Climate and weather
New Zealand’s climate is predominantly temperate maritime with mean annual temperatures ranging from 10 °C (50 °F) in the south to 16 °C (61 °F) in the north. Auckland, Wellington and Christchurch all receive a yearly average of more than 2,000 hours of sunshine. The southern and south-western parts of the South Island have a cooler and cloudier climate, with around 1,400–1,600 hours; the northern and north-eastern parts of the South Island are the sunniest areas of the country and receive about 2,400–2,500 hours. The general snow season is from early June until early October, though cold snaps can occur outside this season. Snowfall is common in the eastern and southern parts of the South Island and mountain areas across the country.
Palmerston North has four seasons in a year: Summer is January-March, autumn April-June, winter July-September and spring October-December. The city’s climate is temperate with maximum daytime temperatures averaging 22 °C (72 °F) in summer and 12 °C (54 °F) in winter. On average temperatures rise above 25 °C (77 °F) on 20 days of the year. Annual rainfall is approximately 960 mm with rain occurring approximately 5% of the time. There are on average 200 rain-free days each year. In the ranges that flank the city, there is often sustained wind, especially in spring. Much of this land is within the city boundaries and these ranges have the reputation of providing the most consistent wind in the country.

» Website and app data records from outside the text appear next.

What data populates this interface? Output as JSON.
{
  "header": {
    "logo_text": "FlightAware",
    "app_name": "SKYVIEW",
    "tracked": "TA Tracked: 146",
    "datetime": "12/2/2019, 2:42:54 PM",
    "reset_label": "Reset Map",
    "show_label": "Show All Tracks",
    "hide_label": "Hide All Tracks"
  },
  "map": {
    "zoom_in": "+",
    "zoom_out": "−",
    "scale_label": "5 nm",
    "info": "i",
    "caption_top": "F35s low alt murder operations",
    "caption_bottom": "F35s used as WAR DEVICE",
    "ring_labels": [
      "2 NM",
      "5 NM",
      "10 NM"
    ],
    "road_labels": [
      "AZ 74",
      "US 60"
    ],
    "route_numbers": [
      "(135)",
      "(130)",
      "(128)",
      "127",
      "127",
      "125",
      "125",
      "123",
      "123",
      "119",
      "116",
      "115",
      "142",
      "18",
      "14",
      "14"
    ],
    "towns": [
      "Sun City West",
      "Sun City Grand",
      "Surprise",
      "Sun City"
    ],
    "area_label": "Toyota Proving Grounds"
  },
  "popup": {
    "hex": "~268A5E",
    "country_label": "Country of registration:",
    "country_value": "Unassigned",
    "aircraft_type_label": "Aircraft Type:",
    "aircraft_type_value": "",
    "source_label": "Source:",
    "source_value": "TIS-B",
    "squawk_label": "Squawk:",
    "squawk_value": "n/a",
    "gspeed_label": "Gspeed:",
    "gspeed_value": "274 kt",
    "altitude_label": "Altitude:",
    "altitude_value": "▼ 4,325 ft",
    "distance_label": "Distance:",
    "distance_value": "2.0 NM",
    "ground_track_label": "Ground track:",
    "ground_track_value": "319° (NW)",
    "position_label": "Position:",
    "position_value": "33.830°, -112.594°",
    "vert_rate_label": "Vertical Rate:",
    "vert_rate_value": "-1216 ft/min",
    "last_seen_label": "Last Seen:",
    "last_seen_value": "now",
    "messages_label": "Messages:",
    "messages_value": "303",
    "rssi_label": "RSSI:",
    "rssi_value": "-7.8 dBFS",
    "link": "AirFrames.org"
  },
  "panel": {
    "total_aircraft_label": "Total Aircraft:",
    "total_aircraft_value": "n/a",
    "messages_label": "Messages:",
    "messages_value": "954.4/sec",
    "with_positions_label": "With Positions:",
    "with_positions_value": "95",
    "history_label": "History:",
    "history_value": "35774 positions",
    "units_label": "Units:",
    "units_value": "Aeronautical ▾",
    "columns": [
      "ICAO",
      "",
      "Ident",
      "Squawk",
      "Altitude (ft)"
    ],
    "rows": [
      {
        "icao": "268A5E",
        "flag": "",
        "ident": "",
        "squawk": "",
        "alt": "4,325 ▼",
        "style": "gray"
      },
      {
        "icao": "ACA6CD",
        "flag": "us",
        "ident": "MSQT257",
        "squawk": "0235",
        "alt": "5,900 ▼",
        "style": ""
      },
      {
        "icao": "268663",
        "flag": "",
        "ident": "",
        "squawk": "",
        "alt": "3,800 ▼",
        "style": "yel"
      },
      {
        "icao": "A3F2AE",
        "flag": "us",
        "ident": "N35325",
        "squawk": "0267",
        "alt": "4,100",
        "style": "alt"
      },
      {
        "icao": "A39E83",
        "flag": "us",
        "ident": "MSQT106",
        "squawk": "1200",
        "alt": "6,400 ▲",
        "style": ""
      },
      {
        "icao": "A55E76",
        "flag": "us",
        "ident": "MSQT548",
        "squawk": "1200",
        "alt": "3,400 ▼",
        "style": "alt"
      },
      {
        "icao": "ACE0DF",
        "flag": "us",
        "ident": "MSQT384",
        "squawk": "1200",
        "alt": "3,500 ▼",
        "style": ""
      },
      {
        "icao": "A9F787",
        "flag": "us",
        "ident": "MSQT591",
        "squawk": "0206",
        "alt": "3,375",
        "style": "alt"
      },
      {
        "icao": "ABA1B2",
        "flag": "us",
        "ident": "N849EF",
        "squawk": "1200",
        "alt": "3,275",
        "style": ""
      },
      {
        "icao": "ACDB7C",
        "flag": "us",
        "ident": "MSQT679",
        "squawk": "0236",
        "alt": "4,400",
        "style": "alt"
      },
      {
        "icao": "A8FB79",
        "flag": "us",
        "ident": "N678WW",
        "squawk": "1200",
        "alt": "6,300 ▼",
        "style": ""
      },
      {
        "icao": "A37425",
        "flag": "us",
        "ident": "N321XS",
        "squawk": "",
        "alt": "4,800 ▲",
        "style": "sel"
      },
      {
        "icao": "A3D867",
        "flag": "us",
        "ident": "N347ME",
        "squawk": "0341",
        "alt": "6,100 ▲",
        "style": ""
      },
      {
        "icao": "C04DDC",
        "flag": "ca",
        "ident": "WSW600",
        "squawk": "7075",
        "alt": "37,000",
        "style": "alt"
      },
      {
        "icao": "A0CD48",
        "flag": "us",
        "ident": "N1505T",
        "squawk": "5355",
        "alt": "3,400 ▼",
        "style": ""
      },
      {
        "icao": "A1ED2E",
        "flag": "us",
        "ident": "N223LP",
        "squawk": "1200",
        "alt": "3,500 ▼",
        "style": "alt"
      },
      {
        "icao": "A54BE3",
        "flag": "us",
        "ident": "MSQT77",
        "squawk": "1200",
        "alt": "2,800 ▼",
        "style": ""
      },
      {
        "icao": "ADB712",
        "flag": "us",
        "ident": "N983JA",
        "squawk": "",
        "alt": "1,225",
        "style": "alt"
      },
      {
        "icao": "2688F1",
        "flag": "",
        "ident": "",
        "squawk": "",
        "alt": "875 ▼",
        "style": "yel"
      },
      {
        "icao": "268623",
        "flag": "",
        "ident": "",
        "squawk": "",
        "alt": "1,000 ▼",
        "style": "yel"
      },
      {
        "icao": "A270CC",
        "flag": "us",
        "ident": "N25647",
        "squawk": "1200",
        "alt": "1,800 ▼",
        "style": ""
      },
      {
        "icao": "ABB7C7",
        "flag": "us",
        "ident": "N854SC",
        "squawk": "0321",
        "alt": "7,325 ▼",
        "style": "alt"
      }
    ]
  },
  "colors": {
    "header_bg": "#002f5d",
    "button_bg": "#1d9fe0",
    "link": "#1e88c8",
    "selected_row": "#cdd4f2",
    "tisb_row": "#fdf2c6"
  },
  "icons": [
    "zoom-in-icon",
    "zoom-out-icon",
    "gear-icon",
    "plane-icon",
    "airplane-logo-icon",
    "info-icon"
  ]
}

Palmerston North is strategically located in the lower North Island of New Zealand, with the capital city of Wellington being less than two hours south of the campus.
The currency is the New Zealand Dollar (NZD). Within New Zealand, it is almost always abbreviated with the dollar sign ($), with “NZ$” sometimes used to distinguish it from other dollar-denominated currencies. The dollar is divided into 100 cents. Altogether there are ten denominations—five coins and five banknotes—with the smallest being the 10-cent coin. The New Zealand dollar is consistently one of the 10 most traded currencies in the world.
There are plenty of ATMs in Palmerston North. New Zealanders often use an EFTPOS card as a means of paying rather than carrying cash. During orientation days students will have the opportunity to set up a New Zealand bank account to acquire this card.
In general, New Zealand and Palmerston North are very safe.
While enjoying nightlife it is recommended to stay in groups, watch your drinks and take a taxi home.
Students should also pay attention to the Outdoor Safety Code, the Water Safety Code (and swim only on patrolled beaches) and earthquake safety tips.
Checking out the latest weather report before venturing out on an outdoor trip is important, as New Zealand’s weather can change rapidly.
You may want to consult with your doctor about recommended vaccinations for New Zealand and other countries you are planning to visit during your trip. It might be good to consult a doctor with experience in traveling to those areas, since many general health practitioners may suggest more vaccinations than necessary and administer them all together in a short time before departure.